What this task involves:
Leave every picture out, and retype all the remaining records exactly.

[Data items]
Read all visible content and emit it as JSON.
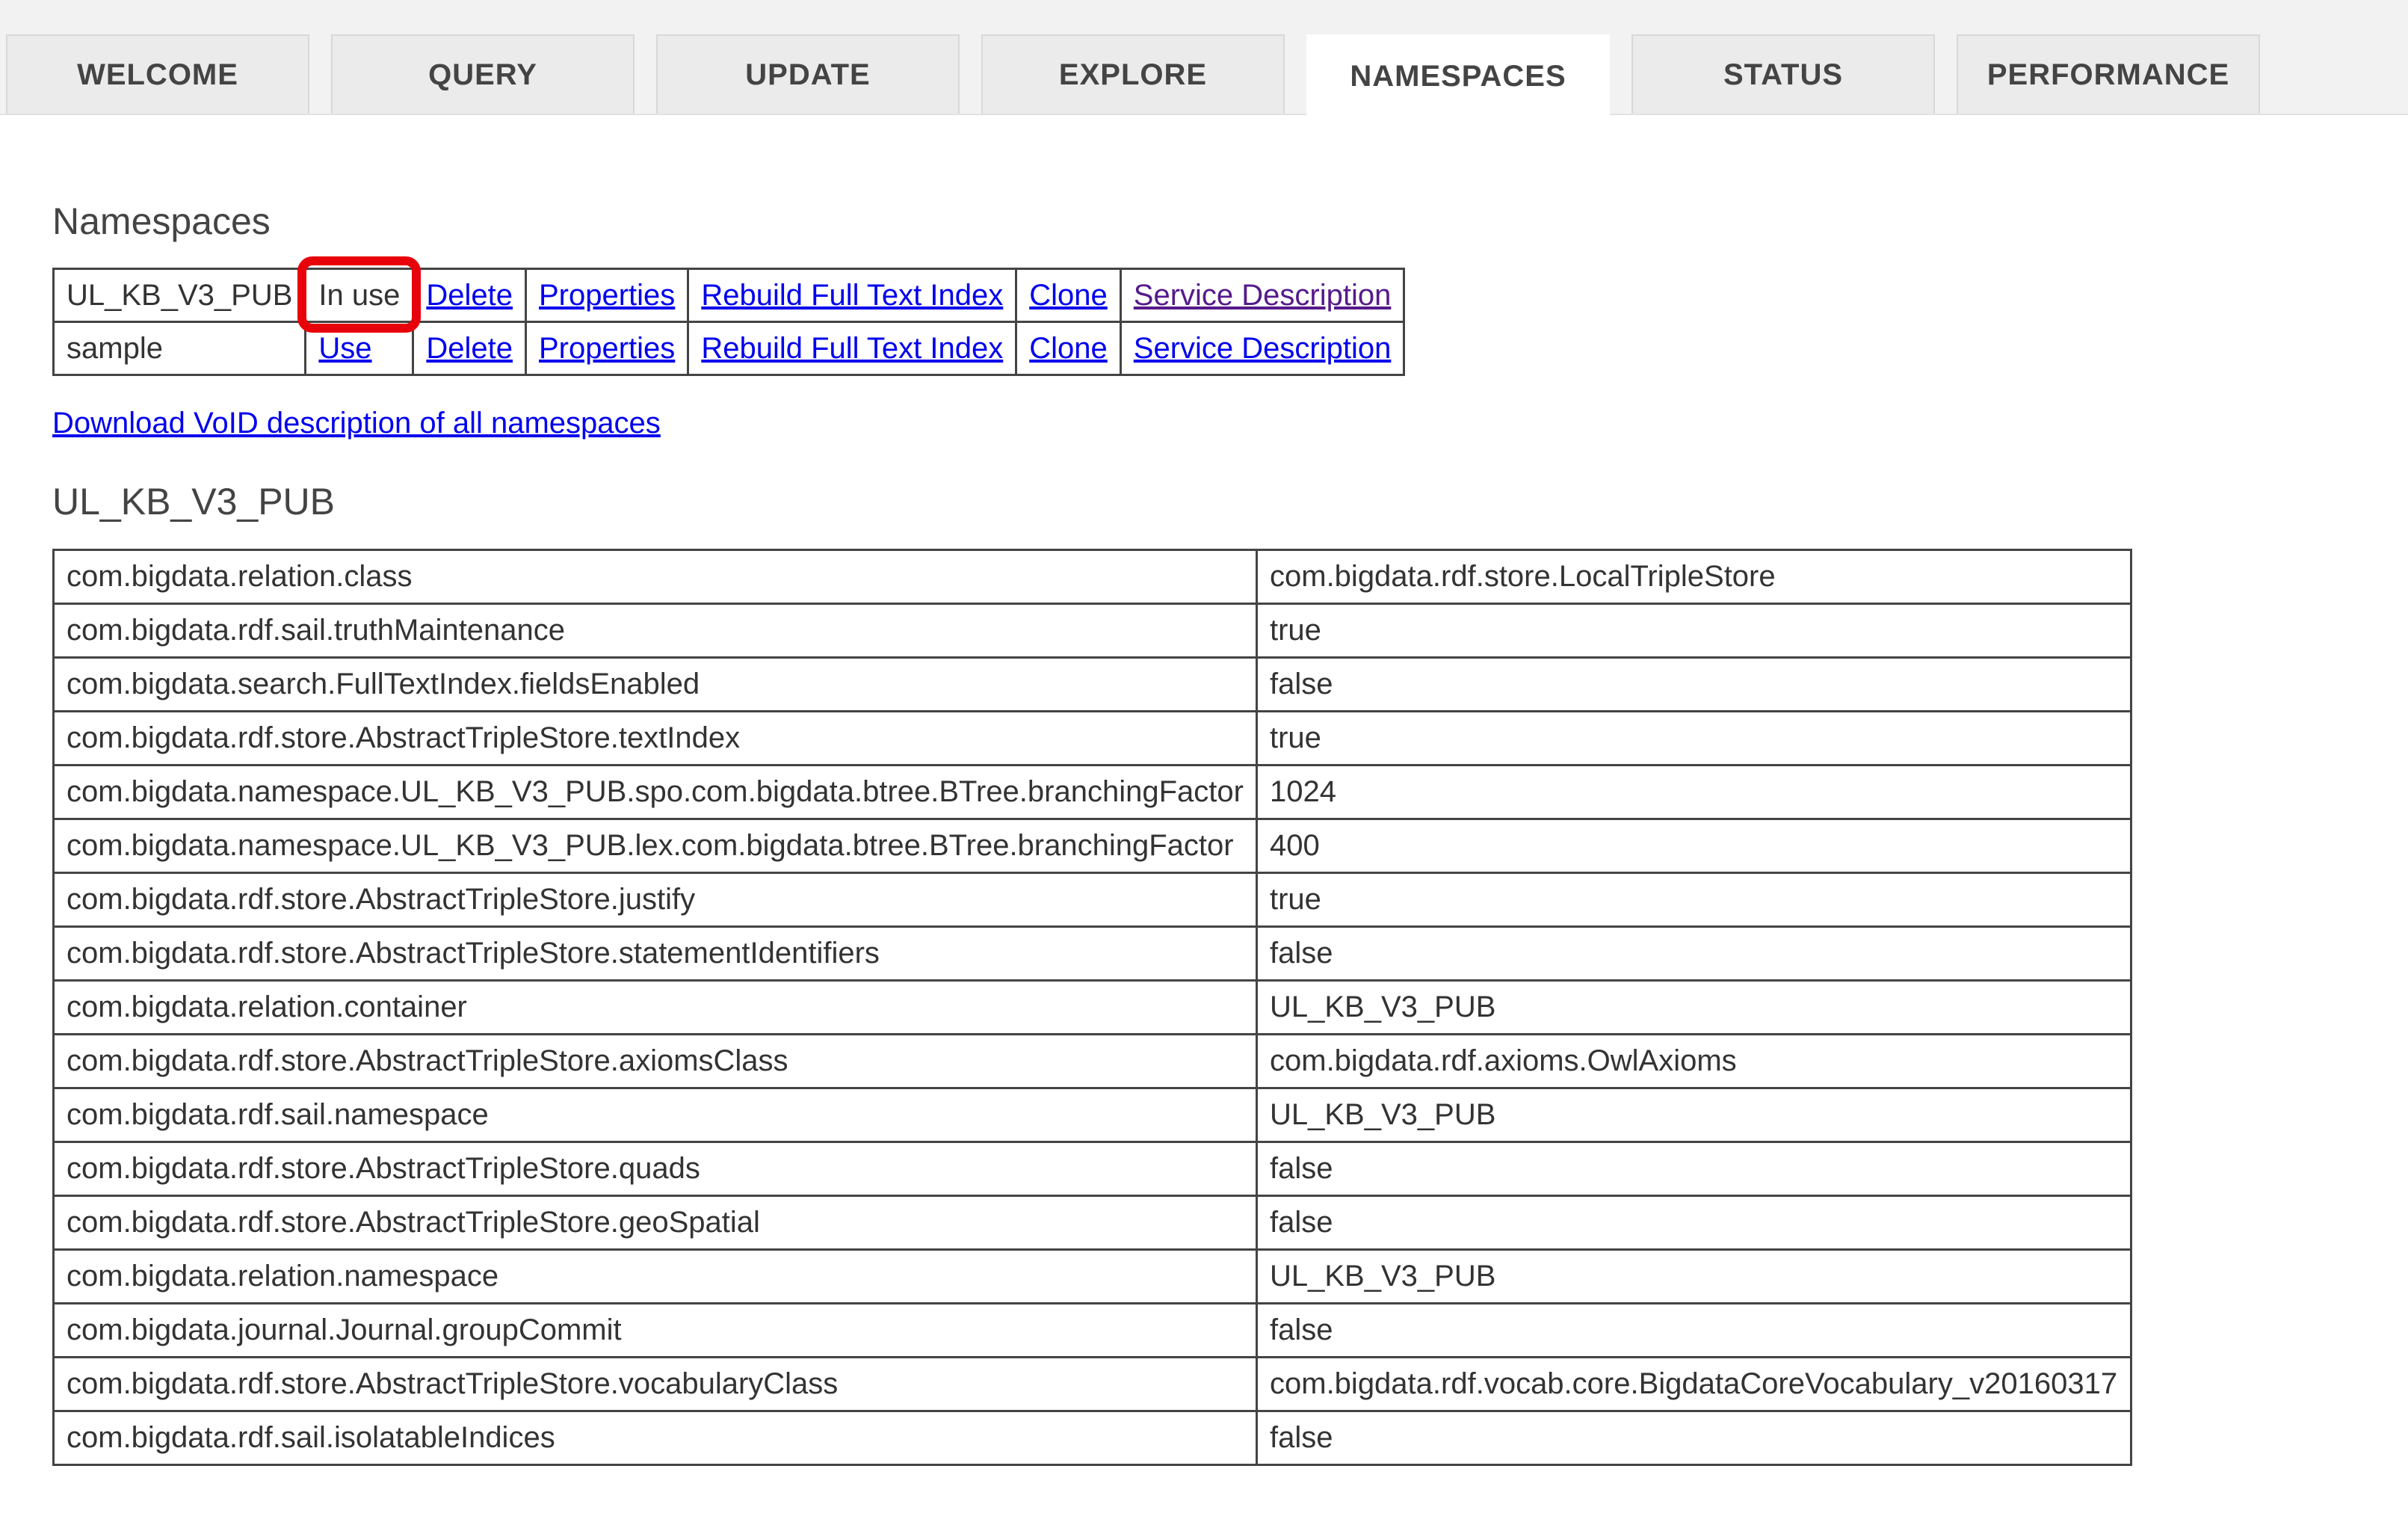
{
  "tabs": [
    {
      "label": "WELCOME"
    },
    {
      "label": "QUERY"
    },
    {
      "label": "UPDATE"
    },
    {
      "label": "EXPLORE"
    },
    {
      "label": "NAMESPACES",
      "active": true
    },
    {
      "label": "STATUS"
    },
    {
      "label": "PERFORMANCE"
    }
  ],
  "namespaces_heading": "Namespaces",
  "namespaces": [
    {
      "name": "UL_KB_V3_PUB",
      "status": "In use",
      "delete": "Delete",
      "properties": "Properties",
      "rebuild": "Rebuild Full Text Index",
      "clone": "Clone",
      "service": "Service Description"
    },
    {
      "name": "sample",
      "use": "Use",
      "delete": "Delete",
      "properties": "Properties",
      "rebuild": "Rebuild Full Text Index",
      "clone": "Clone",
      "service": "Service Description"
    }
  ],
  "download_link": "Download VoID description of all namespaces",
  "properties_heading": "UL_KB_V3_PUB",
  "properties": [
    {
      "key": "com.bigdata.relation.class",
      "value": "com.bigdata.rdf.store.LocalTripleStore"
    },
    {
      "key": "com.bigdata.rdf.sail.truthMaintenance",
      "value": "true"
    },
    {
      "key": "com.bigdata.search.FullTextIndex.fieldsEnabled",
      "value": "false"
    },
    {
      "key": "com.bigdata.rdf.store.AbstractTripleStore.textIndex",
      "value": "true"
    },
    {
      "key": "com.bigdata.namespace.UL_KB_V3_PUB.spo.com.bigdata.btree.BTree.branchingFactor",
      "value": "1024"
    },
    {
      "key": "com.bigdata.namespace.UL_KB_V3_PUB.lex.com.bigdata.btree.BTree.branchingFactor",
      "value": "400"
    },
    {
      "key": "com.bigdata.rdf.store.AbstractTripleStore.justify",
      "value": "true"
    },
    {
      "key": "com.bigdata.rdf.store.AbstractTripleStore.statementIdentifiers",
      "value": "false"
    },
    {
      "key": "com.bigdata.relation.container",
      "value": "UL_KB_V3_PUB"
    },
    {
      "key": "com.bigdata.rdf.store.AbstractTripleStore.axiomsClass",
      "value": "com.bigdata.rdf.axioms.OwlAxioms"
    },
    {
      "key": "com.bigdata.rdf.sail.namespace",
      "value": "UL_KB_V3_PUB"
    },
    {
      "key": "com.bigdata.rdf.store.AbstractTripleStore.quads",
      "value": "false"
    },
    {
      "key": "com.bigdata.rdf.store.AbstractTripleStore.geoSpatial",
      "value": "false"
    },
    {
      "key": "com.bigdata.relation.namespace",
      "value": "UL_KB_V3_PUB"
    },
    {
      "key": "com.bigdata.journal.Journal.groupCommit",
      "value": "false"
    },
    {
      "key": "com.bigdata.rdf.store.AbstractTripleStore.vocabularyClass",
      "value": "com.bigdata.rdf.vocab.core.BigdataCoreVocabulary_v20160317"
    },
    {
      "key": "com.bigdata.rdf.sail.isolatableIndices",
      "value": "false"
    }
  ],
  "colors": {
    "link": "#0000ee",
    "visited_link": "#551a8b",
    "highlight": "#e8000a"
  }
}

Solution below:
Read all visible content and emit it as JSON.
{
  "tabs": [
    {
      "label": "WELCOME"
    },
    {
      "label": "QUERY"
    },
    {
      "label": "UPDATE"
    },
    {
      "label": "EXPLORE"
    },
    {
      "label": "NAMESPACES",
      "active": true
    },
    {
      "label": "STATUS"
    },
    {
      "label": "PERFORMANCE"
    }
  ],
  "namespaces_heading": "Namespaces",
  "namespaces": [
    {
      "name": "UL_KB_V3_PUB",
      "status": "In use",
      "delete": "Delete",
      "properties": "Properties",
      "rebuild": "Rebuild Full Text Index",
      "clone": "Clone",
      "service": "Service Description"
    },
    {
      "name": "sample",
      "use": "Use",
      "delete": "Delete",
      "properties": "Properties",
      "rebuild": "Rebuild Full Text Index",
      "clone": "Clone",
      "service": "Service Description"
    }
  ],
  "download_link": "Download VoID description of all namespaces",
  "properties_heading": "UL_KB_V3_PUB",
  "properties": [
    {
      "key": "com.bigdata.relation.class",
      "value": "com.bigdata.rdf.store.LocalTripleStore"
    },
    {
      "key": "com.bigdata.rdf.sail.truthMaintenance",
      "value": "true"
    },
    {
      "key": "com.bigdata.search.FullTextIndex.fieldsEnabled",
      "value": "false"
    },
    {
      "key": "com.bigdata.rdf.store.AbstractTripleStore.textIndex",
      "value": "true"
    },
    {
      "key": "com.bigdata.namespace.UL_KB_V3_PUB.spo.com.bigdata.btree.BTree.branchingFactor",
      "value": "1024"
    },
    {
      "key": "com.bigdata.namespace.UL_KB_V3_PUB.lex.com.bigdata.btree.BTree.branchingFactor",
      "value": "400"
    },
    {
      "key": "com.bigdata.rdf.store.AbstractTripleStore.justify",
      "value": "true"
    },
    {
      "key": "com.bigdata.rdf.store.AbstractTripleStore.statementIdentifiers",
      "value": "false"
    },
    {
      "key": "com.bigdata.relation.container",
      "value": "UL_KB_V3_PUB"
    },
    {
      "key": "com.bigdata.rdf.store.AbstractTripleStore.axiomsClass",
      "value": "com.bigdata.rdf.axioms.OwlAxioms"
    },
    {
      "key": "com.bigdata.rdf.sail.namespace",
      "value": "UL_KB_V3_PUB"
    },
    {
      "key": "com.bigdata.rdf.store.AbstractTripleStore.quads",
      "value": "false"
    },
    {
      "key": "com.bigdata.rdf.store.AbstractTripleStore.geoSpatial",
      "value": "false"
    },
    {
      "key": "com.bigdata.relation.namespace",
      "value": "UL_KB_V3_PUB"
    },
    {
      "key": "com.bigdata.journal.Journal.groupCommit",
      "value": "false"
    },
    {
      "key": "com.bigdata.rdf.store.AbstractTripleStore.vocabularyClass",
      "value": "com.bigdata.rdf.vocab.core.BigdataCoreVocabulary_v20160317"
    },
    {
      "key": "com.bigdata.rdf.sail.isolatableIndices",
      "value": "false"
    }
  ],
  "colors": {
    "link": "#0000ee",
    "visited_link": "#551a8b",
    "highlight": "#e8000a"
  }
}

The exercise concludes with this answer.